While Maserati and Porsche sports cars navigate around the potholes of Beirut, misery and filth are swallowing suburban areas. Garbage collection periodically collapses, the country is burning diesel to generate electricity (blackouts and water shortages are endemic). Less than 40 percent of children attend public (state) schools. Medical care is mostly abandoned to the market. There is virtually no public transportation, no city planning, hardly any parks or green areas.

Those who have money throw it around, proudly and vulgarly. There are obnoxiously rich marinas, while the restaurants in the capital are at least twice more expensive than in Paris.

And there is plenty of cash here: from filthy mining and other investments that are plundering West Africa, from drugs being grown in the Bekaa Valley, from those billions of dollars in remittances, and of course from banking (money laundering). Lebanon produces very little. It consumes excessively.

Its reputation in the Middle East is terrible, mainly thanks to the racism and arrogance of many of its citizens.

Paradoxically, the only social force that stands above all religious and sectarian divides, is Hezbollah. But Hezbollah is closely linked to Syria and Iran’s government, and it fights ISIS in the mountains and across the border, as well as the several Israeli invasions and incursions into Lebanon. Predictably, the West put it on the terrorist list.

I keep imagining Brazil being governed by Mr. Temer and those like him. And I am frightened! What would happen to the majority of the people? Would they again become fully irrelevant and forgotten, like here in Lebanon?

Would the country function only in order to serve big business, the elites? Would the success of the entire nation be judged by the size of marinas and by the size of luxury cars in the parking lots of grossly overpriced restaurants and clubs?
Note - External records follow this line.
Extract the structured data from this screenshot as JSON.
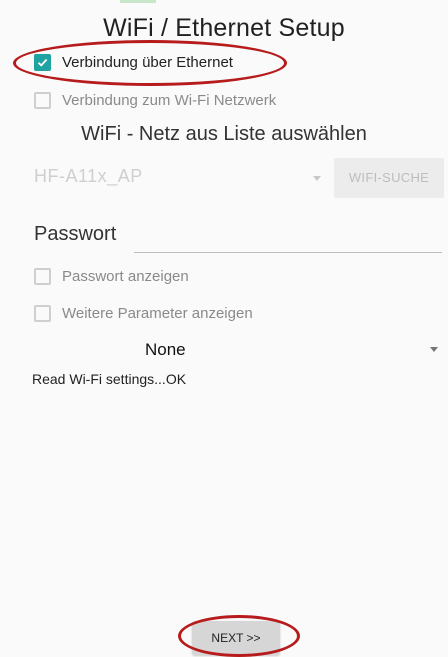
{
  "header": {
    "title": "WiFi / Ethernet Setup"
  },
  "options": {
    "ethernet": {
      "label": "Verbindung über Ethernet",
      "checked": true
    },
    "wifi": {
      "label": "Verbindung zum Wi-Fi Netzwerk",
      "checked": false
    }
  },
  "network": {
    "heading": "WiFi - Netz aus Liste auswählen",
    "selected_ssid": "HF-A11x_AP",
    "search_button": "WIFI-SUCHE"
  },
  "password": {
    "label": "Passwort",
    "value": ""
  },
  "checkboxes": {
    "show_password": "Passwort anzeigen",
    "more_params": "Weitere Parameter anzeigen"
  },
  "mode": {
    "selected": "None"
  },
  "status": {
    "message": "Read Wi-Fi settings...OK"
  },
  "footer": {
    "next_label": "NEXT >>"
  },
  "colors": {
    "accent": "#1ea3a0",
    "annotation": "#b71c1c"
  }
}
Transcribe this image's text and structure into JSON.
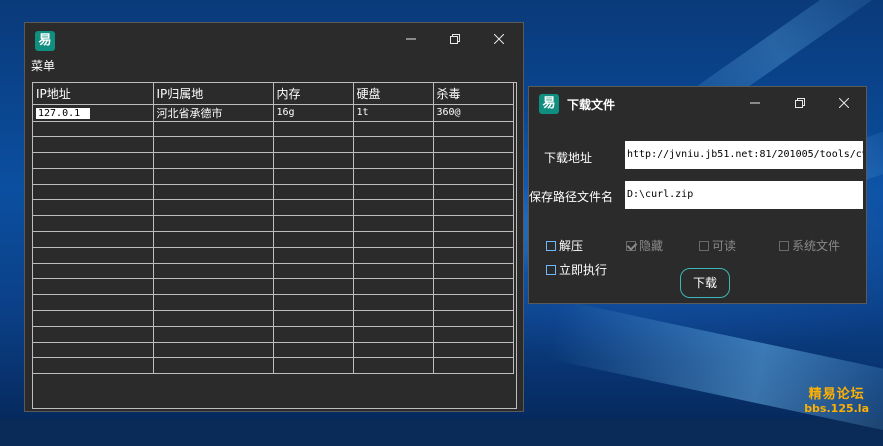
{
  "main_window": {
    "app_icon": "易",
    "menu_label": "菜单",
    "columns": [
      "IP地址",
      "IP归属地",
      "内存",
      "硬盘",
      "杀毒"
    ],
    "rows": [
      [
        "127.0.1",
        "河北省承德市",
        "16g",
        "1t",
        "360@"
      ]
    ],
    "empty_rows": 16
  },
  "download_window": {
    "app_icon": "易",
    "title": "下载文件",
    "url_label": "下载地址",
    "url_value": "http://jvniu.jb51.net:81/201005/tools/cv",
    "path_label": "保存路径文件名",
    "path_value": "D:\\curl.zip",
    "checkboxes": {
      "unzip": {
        "label": "解压",
        "checked": false,
        "enabled": true
      },
      "hidden": {
        "label": "隐藏",
        "checked": true,
        "enabled": false
      },
      "readable": {
        "label": "可读",
        "checked": false,
        "enabled": false
      },
      "system_file": {
        "label": "系统文件",
        "checked": false,
        "enabled": false
      },
      "run_now": {
        "label": "立即执行",
        "checked": false,
        "enabled": true
      }
    },
    "download_button": "下载"
  },
  "watermark": {
    "line1": "精易论坛",
    "line2": "bbs.125.la"
  },
  "colors": {
    "window_bg": "#2b2b2b",
    "icon_bg": "#0f8f7f",
    "button_border": "#3cb6b6",
    "watermark": "#ffb000"
  }
}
Instead of being an example to the world, would Brazil get brutally Lebanized? The West would definitely like that, as it worked so hard to make it happen in the first place.

But in the name of Brazilian people, the rot, this deadly destruction has to be stopped.

Before leaving Btaaboura village, I stop my car for a few moments. And suddenly I see it: the beautiful and dear Brazilian flag is not waving in the wind. It is torn, dirty and looks like a rag. And there in front of the entrance to the park garbage lies strewn everywhere.


The statements, views and opinions expressed in this column are solely those of the author and do not necessarily represent those of RT.